There was an unseemly scramble among big-name vendors this week, all eager to be seen aboard the SOA bandwagon. IBM had extensively trailed its big announcement, and BEA and Microsoft were both keen to grab some of the limelight:
BEA pushed out a press release declaring that BEA Helps Companies Deploy Service-Oriented Architectures Today, which presumably is meant to imply that it knows all about SOA even if it doesn't have any specific SOA offerings. The release somewhat undermines this stance when it goes on to note that BEA is unique in being the only vendor who can provide an integrated platform for SOA made entirely from BEA products, which is nice but it rather misses the point about having an SOA in the first place.

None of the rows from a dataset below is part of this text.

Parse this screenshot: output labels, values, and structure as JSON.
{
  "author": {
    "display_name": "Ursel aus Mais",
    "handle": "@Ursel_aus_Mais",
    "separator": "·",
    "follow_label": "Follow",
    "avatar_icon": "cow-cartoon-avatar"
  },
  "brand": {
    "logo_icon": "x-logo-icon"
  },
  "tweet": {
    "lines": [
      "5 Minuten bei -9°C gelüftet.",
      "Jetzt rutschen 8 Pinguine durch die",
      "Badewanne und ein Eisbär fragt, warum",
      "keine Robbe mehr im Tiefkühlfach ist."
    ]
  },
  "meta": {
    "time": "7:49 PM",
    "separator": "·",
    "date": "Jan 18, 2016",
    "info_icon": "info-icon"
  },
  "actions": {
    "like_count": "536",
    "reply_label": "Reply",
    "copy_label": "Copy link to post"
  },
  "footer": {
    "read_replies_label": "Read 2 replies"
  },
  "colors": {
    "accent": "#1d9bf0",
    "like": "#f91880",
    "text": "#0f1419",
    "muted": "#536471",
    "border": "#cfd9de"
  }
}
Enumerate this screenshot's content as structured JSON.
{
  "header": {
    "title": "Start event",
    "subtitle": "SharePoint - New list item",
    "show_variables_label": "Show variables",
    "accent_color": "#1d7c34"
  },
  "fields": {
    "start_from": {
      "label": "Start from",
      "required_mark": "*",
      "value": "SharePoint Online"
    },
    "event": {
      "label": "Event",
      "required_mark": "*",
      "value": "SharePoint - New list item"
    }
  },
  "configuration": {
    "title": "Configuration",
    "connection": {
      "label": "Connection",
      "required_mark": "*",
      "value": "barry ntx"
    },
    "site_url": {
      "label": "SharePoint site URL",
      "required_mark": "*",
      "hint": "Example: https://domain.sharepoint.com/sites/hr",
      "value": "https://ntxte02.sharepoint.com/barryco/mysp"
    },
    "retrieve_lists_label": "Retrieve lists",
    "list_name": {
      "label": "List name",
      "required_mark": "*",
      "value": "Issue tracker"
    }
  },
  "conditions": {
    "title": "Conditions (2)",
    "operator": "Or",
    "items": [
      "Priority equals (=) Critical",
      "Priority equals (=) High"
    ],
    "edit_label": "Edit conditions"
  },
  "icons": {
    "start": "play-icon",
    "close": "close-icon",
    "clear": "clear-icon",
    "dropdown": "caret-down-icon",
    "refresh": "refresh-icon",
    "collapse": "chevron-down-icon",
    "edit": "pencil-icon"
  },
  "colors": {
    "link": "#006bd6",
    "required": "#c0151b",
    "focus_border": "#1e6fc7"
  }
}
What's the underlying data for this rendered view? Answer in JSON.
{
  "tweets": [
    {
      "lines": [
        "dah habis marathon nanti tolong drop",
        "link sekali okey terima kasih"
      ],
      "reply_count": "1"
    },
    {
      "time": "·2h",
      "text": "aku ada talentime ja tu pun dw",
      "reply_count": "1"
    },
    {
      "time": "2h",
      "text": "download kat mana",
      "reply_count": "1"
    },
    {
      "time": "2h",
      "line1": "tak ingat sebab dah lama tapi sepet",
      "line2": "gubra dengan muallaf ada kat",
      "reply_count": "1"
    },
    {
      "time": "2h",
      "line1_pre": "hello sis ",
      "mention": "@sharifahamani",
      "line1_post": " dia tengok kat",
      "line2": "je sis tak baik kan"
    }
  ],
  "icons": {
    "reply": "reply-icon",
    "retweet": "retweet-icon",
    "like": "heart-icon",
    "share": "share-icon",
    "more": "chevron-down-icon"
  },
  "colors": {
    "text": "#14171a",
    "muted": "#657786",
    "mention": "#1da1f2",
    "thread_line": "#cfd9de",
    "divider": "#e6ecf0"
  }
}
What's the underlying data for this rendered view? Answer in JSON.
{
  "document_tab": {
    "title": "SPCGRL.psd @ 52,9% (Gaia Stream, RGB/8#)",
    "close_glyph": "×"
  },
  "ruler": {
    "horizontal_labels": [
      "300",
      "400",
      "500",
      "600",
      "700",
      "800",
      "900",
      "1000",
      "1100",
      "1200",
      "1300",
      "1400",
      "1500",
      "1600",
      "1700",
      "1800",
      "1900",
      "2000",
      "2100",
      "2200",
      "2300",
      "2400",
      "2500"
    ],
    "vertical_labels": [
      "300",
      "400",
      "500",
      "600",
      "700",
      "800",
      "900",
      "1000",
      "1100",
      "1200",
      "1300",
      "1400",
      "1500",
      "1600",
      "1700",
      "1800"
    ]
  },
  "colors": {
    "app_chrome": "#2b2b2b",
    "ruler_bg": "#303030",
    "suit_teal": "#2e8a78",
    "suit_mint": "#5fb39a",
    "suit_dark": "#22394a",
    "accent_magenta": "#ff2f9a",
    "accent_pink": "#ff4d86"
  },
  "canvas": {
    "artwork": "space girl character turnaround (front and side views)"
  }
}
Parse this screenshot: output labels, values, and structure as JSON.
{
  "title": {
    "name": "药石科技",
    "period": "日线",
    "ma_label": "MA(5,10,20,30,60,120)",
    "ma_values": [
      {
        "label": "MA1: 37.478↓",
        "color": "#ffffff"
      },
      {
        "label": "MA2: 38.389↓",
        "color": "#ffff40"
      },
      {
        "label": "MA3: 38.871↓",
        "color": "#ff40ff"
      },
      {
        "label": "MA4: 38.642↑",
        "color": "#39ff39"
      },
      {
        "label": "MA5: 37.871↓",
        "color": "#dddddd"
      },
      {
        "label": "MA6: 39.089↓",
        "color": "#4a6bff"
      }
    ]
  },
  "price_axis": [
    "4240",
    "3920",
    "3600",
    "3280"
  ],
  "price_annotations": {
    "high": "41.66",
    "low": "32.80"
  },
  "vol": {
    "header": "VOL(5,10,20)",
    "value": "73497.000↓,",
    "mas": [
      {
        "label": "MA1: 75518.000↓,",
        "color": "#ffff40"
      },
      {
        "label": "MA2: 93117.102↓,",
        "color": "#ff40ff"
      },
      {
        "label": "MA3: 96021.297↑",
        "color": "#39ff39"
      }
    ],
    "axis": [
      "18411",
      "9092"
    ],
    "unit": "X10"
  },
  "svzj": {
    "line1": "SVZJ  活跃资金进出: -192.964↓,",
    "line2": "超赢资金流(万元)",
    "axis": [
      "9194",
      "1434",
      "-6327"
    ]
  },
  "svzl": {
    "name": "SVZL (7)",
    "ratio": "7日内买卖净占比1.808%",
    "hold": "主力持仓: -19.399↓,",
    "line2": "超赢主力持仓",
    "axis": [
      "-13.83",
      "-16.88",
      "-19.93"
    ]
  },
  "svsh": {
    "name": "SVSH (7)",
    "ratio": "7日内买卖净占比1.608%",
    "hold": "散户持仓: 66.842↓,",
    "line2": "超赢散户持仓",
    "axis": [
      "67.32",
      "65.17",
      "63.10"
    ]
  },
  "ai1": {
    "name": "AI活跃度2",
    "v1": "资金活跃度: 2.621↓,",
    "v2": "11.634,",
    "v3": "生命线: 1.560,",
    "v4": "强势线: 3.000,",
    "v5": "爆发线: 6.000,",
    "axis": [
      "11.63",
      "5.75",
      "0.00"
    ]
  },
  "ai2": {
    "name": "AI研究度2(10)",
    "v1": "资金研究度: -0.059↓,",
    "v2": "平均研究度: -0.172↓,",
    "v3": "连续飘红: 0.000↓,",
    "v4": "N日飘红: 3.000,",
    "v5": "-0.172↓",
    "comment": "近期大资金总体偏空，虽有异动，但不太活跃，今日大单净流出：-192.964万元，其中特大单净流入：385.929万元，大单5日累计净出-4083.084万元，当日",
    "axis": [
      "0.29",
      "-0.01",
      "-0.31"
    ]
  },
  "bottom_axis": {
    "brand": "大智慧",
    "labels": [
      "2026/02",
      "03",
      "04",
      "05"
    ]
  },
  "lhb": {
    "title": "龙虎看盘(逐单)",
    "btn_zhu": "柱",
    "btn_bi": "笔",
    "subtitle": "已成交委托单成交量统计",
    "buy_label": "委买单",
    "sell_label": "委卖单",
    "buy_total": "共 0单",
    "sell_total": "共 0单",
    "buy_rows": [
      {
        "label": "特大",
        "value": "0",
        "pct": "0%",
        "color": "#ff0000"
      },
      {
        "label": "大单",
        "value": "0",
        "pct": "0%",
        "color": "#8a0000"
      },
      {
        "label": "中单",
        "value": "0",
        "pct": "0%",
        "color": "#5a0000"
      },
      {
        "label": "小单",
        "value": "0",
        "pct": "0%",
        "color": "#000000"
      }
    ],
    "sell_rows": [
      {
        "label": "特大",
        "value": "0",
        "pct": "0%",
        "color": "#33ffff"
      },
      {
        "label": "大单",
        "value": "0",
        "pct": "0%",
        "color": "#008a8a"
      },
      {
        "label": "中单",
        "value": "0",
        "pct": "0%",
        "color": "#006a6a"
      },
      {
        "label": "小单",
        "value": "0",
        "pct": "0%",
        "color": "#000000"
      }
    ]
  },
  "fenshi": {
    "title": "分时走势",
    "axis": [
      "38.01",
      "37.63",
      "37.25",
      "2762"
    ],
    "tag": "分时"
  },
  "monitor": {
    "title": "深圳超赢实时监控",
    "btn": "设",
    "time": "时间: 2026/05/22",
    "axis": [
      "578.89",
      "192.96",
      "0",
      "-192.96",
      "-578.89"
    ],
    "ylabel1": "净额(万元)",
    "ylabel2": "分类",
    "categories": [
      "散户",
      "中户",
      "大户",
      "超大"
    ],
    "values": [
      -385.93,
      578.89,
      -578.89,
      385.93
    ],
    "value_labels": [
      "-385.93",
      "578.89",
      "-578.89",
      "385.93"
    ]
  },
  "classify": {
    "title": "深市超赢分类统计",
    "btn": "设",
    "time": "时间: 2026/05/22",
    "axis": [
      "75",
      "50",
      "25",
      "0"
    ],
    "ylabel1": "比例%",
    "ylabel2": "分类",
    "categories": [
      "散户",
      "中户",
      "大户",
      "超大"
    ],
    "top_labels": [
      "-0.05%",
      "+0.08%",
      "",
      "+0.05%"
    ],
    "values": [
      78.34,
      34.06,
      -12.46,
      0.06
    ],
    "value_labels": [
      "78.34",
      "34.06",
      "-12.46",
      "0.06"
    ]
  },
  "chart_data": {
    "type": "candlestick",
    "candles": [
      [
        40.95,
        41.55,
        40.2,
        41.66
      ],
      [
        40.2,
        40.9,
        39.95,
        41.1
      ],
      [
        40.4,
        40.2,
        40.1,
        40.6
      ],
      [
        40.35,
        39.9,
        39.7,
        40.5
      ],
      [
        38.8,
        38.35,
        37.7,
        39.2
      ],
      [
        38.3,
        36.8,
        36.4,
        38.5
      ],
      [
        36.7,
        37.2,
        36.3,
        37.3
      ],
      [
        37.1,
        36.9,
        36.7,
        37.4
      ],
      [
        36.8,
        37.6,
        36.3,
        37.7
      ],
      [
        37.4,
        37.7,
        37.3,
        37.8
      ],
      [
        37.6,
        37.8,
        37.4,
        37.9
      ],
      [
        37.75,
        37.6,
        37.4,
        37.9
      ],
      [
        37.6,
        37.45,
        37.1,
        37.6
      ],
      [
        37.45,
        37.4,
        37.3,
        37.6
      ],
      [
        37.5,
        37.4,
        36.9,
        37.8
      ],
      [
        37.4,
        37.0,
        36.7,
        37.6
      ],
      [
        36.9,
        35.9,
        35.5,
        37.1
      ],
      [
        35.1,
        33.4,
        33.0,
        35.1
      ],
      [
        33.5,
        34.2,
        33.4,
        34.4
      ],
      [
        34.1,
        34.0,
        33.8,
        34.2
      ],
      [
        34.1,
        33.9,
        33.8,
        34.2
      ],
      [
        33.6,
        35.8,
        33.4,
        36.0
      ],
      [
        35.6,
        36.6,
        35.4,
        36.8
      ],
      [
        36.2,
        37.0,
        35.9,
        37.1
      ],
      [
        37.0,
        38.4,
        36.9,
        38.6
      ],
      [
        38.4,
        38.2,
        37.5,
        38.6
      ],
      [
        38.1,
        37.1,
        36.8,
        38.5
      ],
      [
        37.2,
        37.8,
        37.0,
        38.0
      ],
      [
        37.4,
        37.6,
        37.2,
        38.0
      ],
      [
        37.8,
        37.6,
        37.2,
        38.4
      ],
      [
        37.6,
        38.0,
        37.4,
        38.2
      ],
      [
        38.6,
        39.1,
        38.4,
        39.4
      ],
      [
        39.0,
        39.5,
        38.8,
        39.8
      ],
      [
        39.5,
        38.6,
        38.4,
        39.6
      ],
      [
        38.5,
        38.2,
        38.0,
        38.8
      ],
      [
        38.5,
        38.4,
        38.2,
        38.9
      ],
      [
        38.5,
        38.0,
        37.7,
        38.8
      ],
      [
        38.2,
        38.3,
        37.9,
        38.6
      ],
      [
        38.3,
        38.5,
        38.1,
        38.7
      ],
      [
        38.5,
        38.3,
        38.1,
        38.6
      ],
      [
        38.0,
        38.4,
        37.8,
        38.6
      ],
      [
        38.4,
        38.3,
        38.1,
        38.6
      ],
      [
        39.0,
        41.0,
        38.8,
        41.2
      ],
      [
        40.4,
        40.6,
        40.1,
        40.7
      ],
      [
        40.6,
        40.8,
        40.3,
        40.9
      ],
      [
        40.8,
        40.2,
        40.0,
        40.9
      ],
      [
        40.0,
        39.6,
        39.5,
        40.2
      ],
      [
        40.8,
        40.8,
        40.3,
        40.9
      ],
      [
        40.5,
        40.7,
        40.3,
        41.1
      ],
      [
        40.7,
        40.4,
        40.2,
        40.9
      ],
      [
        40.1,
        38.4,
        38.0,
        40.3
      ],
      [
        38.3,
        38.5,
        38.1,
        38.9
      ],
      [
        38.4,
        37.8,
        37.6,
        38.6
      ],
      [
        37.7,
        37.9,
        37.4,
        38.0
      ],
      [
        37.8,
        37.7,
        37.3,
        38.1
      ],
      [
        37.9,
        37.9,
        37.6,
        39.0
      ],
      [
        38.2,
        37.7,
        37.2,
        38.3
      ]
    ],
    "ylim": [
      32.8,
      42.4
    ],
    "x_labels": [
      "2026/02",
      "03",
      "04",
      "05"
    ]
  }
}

Microsoft, meanwhile, had .Net platform architect Pat Helland brief Mary Jo Foley of specialist newsletter Microsoft Watch about its SOA strategy. Helland at least has the grace to concede that services architectures are designed to connect "independent and yet interconnected pieces of apps", but the gist of the story, as reported by sister title eWeek, is that Microsoft will be positioning its product range as "the base SOA platform," which is just as graceless as BEA's stance.
The trouble is that SOA puts platform vendors into a self-contradictory bind. On the one hand, they want to extol the freedom from vendor ties that customers gain by implementing SOA. On the other hand, they want their own platform to remain their customers' preferred or exclusive choice. But of course if they were the only platform in town, no one would need the interoperability and platform-neutrality of an SOA. All of this can't help but make their enthusiasm for SOA sound implausibly hollow. How can you celebrate customer choice while simultaneously dismissing the alternatives offered by your rivals?
It's this conundrum that makes IBM's positioning on SOA so much more sophisticated than that of its rivals. IBM is emphasizing its middleware and consulting story while keeping the platform angle in the background. Of course, like any other vendor, the company still wants its customers to buy its WebSphere platform rather than any rival. But by selling the ecosystem first, it turns the platform sale into a minor afterthought rather than inviting cognitive dissonance by putting it centerstage.
IBM's announcement launched a new middleware product, the WebSphere Business Integration Server Foundation, along with a set of services offerings to help customers get more out of their business processes and existing legacy assets by implementing SOA. Here's a quick roundup of the coverage: